TASK STATEMENT » Each entry must be restated word for word.

SUPPLIED DATA Block Start

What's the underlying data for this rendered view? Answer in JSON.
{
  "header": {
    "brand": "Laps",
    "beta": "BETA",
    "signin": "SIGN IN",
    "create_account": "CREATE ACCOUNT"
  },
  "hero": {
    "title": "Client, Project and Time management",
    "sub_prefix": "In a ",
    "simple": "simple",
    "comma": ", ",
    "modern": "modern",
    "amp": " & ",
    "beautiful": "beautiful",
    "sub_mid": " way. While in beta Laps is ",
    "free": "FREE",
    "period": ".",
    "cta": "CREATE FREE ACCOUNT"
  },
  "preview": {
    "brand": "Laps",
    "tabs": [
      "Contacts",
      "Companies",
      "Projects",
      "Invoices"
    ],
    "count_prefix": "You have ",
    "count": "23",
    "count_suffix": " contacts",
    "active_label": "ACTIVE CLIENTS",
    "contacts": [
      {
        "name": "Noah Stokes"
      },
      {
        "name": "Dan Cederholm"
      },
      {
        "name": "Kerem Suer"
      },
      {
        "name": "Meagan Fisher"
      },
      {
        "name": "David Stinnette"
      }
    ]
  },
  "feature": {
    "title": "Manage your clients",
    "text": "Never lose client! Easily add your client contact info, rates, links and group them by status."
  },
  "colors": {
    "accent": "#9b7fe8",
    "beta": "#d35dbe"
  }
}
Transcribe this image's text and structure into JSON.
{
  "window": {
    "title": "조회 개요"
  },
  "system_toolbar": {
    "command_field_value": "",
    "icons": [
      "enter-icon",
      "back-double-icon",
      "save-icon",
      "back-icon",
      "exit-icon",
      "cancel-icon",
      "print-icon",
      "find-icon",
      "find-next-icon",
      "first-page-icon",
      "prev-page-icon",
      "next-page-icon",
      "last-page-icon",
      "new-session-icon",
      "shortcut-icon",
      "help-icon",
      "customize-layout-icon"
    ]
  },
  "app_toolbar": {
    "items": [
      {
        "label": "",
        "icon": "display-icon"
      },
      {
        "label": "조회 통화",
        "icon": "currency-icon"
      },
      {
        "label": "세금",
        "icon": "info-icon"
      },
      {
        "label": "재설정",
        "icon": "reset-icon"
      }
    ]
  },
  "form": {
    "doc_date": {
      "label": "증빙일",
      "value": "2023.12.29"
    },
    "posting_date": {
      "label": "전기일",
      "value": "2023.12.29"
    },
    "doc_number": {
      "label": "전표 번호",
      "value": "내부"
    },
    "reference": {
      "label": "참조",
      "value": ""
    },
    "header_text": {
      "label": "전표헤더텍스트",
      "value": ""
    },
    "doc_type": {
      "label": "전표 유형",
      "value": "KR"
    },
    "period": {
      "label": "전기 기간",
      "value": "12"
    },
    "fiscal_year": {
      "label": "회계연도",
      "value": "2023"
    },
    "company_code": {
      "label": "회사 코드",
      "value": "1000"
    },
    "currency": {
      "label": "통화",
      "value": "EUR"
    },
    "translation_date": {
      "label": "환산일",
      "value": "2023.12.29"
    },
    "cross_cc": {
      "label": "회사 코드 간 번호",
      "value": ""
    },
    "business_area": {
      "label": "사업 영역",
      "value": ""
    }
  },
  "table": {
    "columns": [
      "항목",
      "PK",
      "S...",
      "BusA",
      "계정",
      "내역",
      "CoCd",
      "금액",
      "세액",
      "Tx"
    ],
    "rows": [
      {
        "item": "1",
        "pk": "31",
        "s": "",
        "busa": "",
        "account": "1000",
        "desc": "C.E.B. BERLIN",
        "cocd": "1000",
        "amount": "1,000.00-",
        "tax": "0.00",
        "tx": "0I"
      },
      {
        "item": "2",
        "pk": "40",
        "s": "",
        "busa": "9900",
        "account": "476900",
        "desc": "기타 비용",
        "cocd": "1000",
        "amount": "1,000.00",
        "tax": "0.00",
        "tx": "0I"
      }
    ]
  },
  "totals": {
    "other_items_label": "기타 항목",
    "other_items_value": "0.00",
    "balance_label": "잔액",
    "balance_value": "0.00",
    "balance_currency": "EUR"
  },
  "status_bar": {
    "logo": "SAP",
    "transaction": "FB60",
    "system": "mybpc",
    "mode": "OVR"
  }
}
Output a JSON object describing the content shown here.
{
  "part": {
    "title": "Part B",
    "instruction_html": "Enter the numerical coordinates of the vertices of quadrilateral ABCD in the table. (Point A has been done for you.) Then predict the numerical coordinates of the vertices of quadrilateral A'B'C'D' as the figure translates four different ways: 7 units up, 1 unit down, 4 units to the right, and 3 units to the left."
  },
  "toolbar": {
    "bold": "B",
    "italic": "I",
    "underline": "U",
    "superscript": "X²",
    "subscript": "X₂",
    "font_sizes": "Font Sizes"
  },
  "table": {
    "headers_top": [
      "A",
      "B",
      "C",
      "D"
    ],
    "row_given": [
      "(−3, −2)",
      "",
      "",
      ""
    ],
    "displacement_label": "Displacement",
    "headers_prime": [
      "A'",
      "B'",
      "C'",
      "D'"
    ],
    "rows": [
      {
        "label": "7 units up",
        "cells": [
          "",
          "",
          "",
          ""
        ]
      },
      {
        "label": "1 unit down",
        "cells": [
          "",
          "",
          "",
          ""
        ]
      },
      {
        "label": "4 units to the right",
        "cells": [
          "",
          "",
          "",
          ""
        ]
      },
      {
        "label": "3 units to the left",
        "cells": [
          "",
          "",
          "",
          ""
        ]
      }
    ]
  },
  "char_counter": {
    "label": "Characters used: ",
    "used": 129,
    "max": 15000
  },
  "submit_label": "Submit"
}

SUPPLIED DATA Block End

WRITTEN REPLY »
What's the underlying data for this rendered view? Answer in JSON.
{
  "header": {
    "brand": "Laps",
    "beta": "BETA",
    "signin": "SIGN IN",
    "create_account": "CREATE ACCOUNT"
  },
  "hero": {
    "title": "Client, Project and Time management",
    "sub_prefix": "In a ",
    "simple": "simple",
    "comma": ", ",
    "modern": "modern",
    "amp": " & ",
    "beautiful": "beautiful",
    "sub_mid": " way. While in beta Laps is ",
    "free": "FREE",
    "period": ".",
    "cta": "CREATE FREE ACCOUNT"
  },
  "preview": {
    "brand": "Laps",
    "tabs": [
      "Contacts",
      "Companies",
      "Projects",
      "Invoices"
    ],
    "count_prefix": "You have ",
    "count": "23",
    "count_suffix": " contacts",
    "active_label": "ACTIVE CLIENTS",
    "contacts": [
      {
        "name": "Noah Stokes"
      },
      {
        "name": "Dan Cederholm"
      },
      {
        "name": "Kerem Suer"
      },
      {
        "name": "Meagan Fisher"
      },
      {
        "name": "David Stinnette"
      }
    ]
  },
  "feature": {
    "title": "Manage your clients",
    "text": "Never lose client! Easily add your client contact info, rates, links and group them by status."
  },
  "colors": {
    "accent": "#9b7fe8",
    "beta": "#d35dbe"
  }
}
Transcribe this image's text and structure into JSON.
{
  "window": {
    "title": "조회 개요"
  },
  "system_toolbar": {
    "command_field_value": "",
    "icons": [
      "enter-icon",
      "back-double-icon",
      "save-icon",
      "back-icon",
      "exit-icon",
      "cancel-icon",
      "print-icon",
      "find-icon",
      "find-next-icon",
      "first-page-icon",
      "prev-page-icon",
      "next-page-icon",
      "last-page-icon",
      "new-session-icon",
      "shortcut-icon",
      "help-icon",
      "customize-layout-icon"
    ]
  },
  "app_toolbar": {
    "items": [
      {
        "label": "",
        "icon": "display-icon"
      },
      {
        "label": "조회 통화",
        "icon": "currency-icon"
      },
      {
        "label": "세금",
        "icon": "info-icon"
      },
      {
        "label": "재설정",
        "icon": "reset-icon"
      }
    ]
  },
  "form": {
    "doc_date": {
      "label": "증빙일",
      "value": "2023.12.29"
    },
    "posting_date": {
      "label": "전기일",
      "value": "2023.12.29"
    },
    "doc_number": {
      "label": "전표 번호",
      "value": "내부"
    },
    "reference": {
      "label": "참조",
      "value": ""
    },
    "header_text": {
      "label": "전표헤더텍스트",
      "value": ""
    },
    "doc_type": {
      "label": "전표 유형",
      "value": "KR"
    },
    "period": {
      "label": "전기 기간",
      "value": "12"
    },
    "fiscal_year": {
      "label": "회계연도",
      "value": "2023"
    },
    "company_code": {
      "label": "회사 코드",
      "value": "1000"
    },
    "currency": {
      "label": "통화",
      "value": "EUR"
    },
    "translation_date": {
      "label": "환산일",
      "value": "2023.12.29"
    },
    "cross_cc": {
      "label": "회사 코드 간 번호",
      "value": ""
    },
    "business_area": {
      "label": "사업 영역",
      "value": ""
    }
  },
  "table": {
    "columns": [
      "항목",
      "PK",
      "S...",
      "BusA",
      "계정",
      "내역",
      "CoCd",
      "금액",
      "세액",
      "Tx"
    ],
    "rows": [
      {
        "item": "1",
        "pk": "31",
        "s": "",
        "busa": "",
        "account": "1000",
        "desc": "C.E.B. BERLIN",
        "cocd": "1000",
        "amount": "1,000.00-",
        "tax": "0.00",
        "tx": "0I"
      },
      {
        "item": "2",
        "pk": "40",
        "s": "",
        "busa": "9900",
        "account": "476900",
        "desc": "기타 비용",
        "cocd": "1000",
        "amount": "1,000.00",
        "tax": "0.00",
        "tx": "0I"
      }
    ]
  },
  "totals": {
    "other_items_label": "기타 항목",
    "other_items_value": "0.00",
    "balance_label": "잔액",
    "balance_value": "0.00",
    "balance_currency": "EUR"
  },
  "status_bar": {
    "logo": "SAP",
    "transaction": "FB60",
    "system": "mybpc",
    "mode": "OVR"
  }
}
Output a JSON object describing the content shown here.
{
  "part": {
    "title": "Part B",
    "instruction_html": "Enter the numerical coordinates of the vertices of quadrilateral ABCD in the table. (Point A has been done for you.) Then predict the numerical coordinates of the vertices of quadrilateral A'B'C'D' as the figure translates four different ways: 7 units up, 1 unit down, 4 units to the right, and 3 units to the left."
  },
  "toolbar": {
    "bold": "B",
    "italic": "I",
    "underline": "U",
    "superscript": "X²",
    "subscript": "X₂",
    "font_sizes": "Font Sizes"
  },
  "table": {
    "headers_top": [
      "A",
      "B",
      "C",
      "D"
    ],
    "row_given": [
      "(−3, −2)",
      "",
      "",
      ""
    ],
    "displacement_label": "Displacement",
    "headers_prime": [
      "A'",
      "B'",
      "C'",
      "D'"
    ],
    "rows": [
      {
        "label": "7 units up",
        "cells": [
          "",
          "",
          "",
          ""
        ]
      },
      {
        "label": "1 unit down",
        "cells": [
          "",
          "",
          "",
          ""
        ]
      },
      {
        "label": "4 units to the right",
        "cells": [
          "",
          "",
          "",
          ""
        ]
      },
      {
        "label": "3 units to the left",
        "cells": [
          "",
          "",
          "",
          ""
        ]
      }
    ]
  },
  "char_counter": {
    "label": "Characters used: ",
    "used": 129,
    "max": 15000
  },
  "submit_label": "Submit"
}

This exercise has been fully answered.